▶ **Aim of the exercise**
All entries below are to be written out again exactly, but no picture is to be copied.

▶ **Task material**

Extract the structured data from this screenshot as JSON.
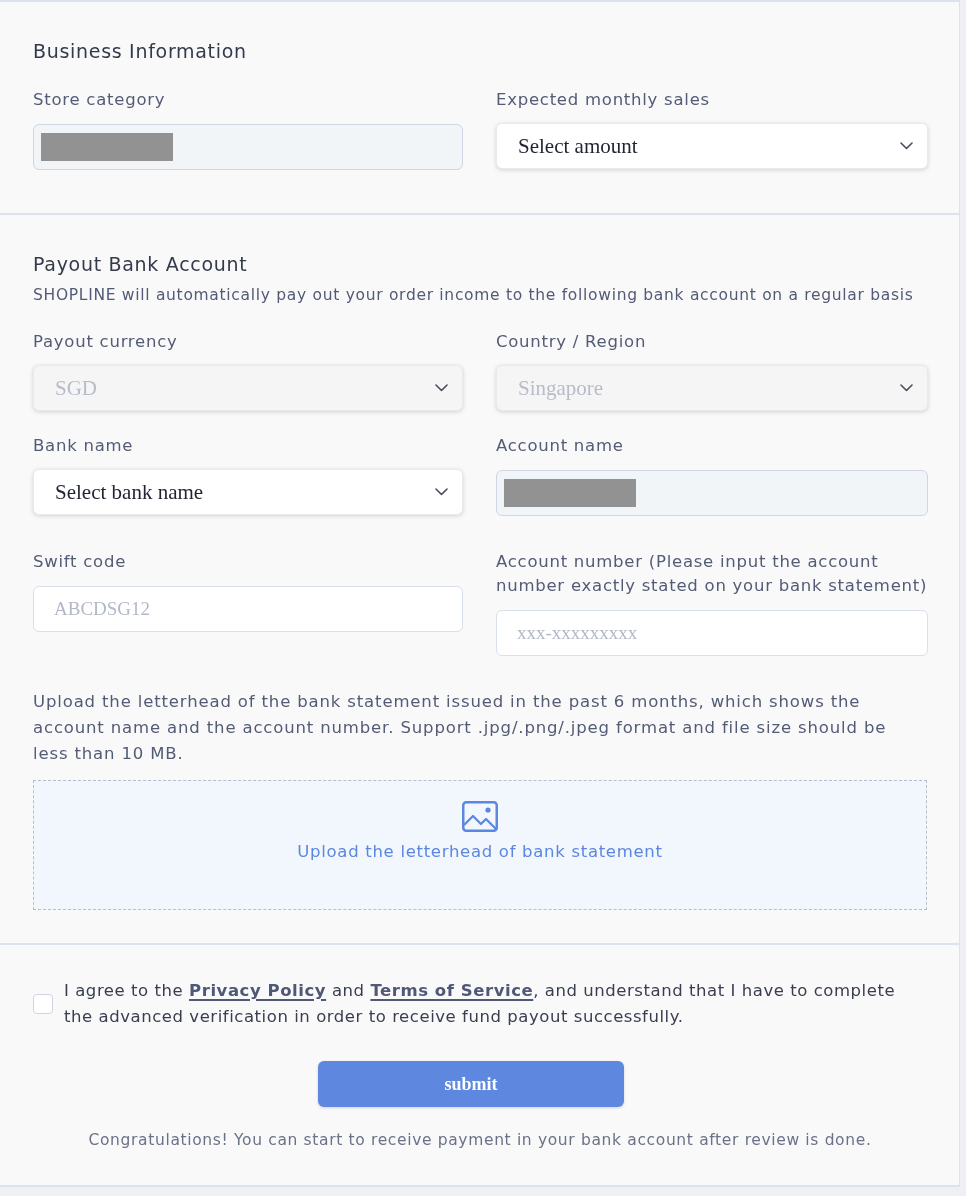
{
  "sections": [
    {
      "title": "Business Information",
      "fields": [
        {
          "kind": "input",
          "label": "Store category",
          "disabled": true,
          "redacted": true
        },
        {
          "kind": "select",
          "label": "Expected monthly sales",
          "value": "Select amount",
          "disabled": false
        }
      ]
    },
    {
      "title": "Payout Bank Account",
      "description": "SHOPLINE will automatically pay out your order income to the following bank account on a regular basis",
      "fields": [
        {
          "kind": "select",
          "label": "Payout currency",
          "value": "SGD",
          "disabled": true
        },
        {
          "kind": "select",
          "label": "Country / Region",
          "value": "Singapore",
          "disabled": true
        },
        {
          "kind": "select",
          "label": "Bank name",
          "value": "Select bank name",
          "disabled": false
        },
        {
          "kind": "input",
          "label": "Account name",
          "disabled": true,
          "redacted": true
        },
        {
          "kind": "input",
          "label": "Swift code",
          "placeholder": "ABCDSG12",
          "disabled": false,
          "redacted": false
        },
        {
          "kind": "input",
          "label": "Account number (Please input the account number exactly stated on your bank statement)",
          "placeholder": "xxx-xxxxxxxxx",
          "disabled": false,
          "redacted": false
        }
      ],
      "upload": {
        "instructions": "Upload the letterhead of the bank statement issued in the past 6 months, which shows the account name and the account number. Support .jpg/.png/.jpeg format and file size should be less than 10 MB.",
        "label": "Upload the letterhead of bank statement"
      }
    }
  ],
  "agreement": {
    "checked": false,
    "parts": [
      {
        "kind": "text",
        "text": "I agree to the "
      },
      {
        "kind": "link",
        "text": "Privacy Policy"
      },
      {
        "kind": "text",
        "text": " and "
      },
      {
        "kind": "link",
        "text": "Terms of Service"
      },
      {
        "kind": "text",
        "text": ", and understand that I have to complete the advanced verification in order to receive fund payout successfully."
      }
    ]
  },
  "submit": {
    "label": "submit"
  },
  "note": "Congratulations! You can start to receive payment in your bank account after review is done."
}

▶ **Solution for this problem**
Extract the structured data from this screenshot as JSON.
{
  "sections": [
    {
      "title": "Business Information",
      "fields": [
        {
          "kind": "input",
          "label": "Store category",
          "disabled": true,
          "redacted": true
        },
        {
          "kind": "select",
          "label": "Expected monthly sales",
          "value": "Select amount",
          "disabled": false
        }
      ]
    },
    {
      "title": "Payout Bank Account",
      "description": "SHOPLINE will automatically pay out your order income to the following bank account on a regular basis",
      "fields": [
        {
          "kind": "select",
          "label": "Payout currency",
          "value": "SGD",
          "disabled": true
        },
        {
          "kind": "select",
          "label": "Country / Region",
          "value": "Singapore",
          "disabled": true
        },
        {
          "kind": "select",
          "label": "Bank name",
          "value": "Select bank name",
          "disabled": false
        },
        {
          "kind": "input",
          "label": "Account name",
          "disabled": true,
          "redacted": true
        },
        {
          "kind": "input",
          "label": "Swift code",
          "placeholder": "ABCDSG12",
          "disabled": false,
          "redacted": false
        },
        {
          "kind": "input",
          "label": "Account number (Please input the account number exactly stated on your bank statement)",
          "placeholder": "xxx-xxxxxxxxx",
          "disabled": false,
          "redacted": false
        }
      ],
      "upload": {
        "instructions": "Upload the letterhead of the bank statement issued in the past 6 months, which shows the account name and the account number. Support .jpg/.png/.jpeg format and file size should be less than 10 MB.",
        "label": "Upload the letterhead of bank statement"
      }
    }
  ],
  "agreement": {
    "checked": false,
    "parts": [
      {
        "kind": "text",
        "text": "I agree to the "
      },
      {
        "kind": "link",
        "text": "Privacy Policy"
      },
      {
        "kind": "text",
        "text": " and "
      },
      {
        "kind": "link",
        "text": "Terms of Service"
      },
      {
        "kind": "text",
        "text": ", and understand that I have to complete the advanced verification in order to receive fund payout successfully."
      }
    ]
  },
  "submit": {
    "label": "submit"
  },
  "note": "Congratulations! You can start to receive payment in your bank account after review is done."
}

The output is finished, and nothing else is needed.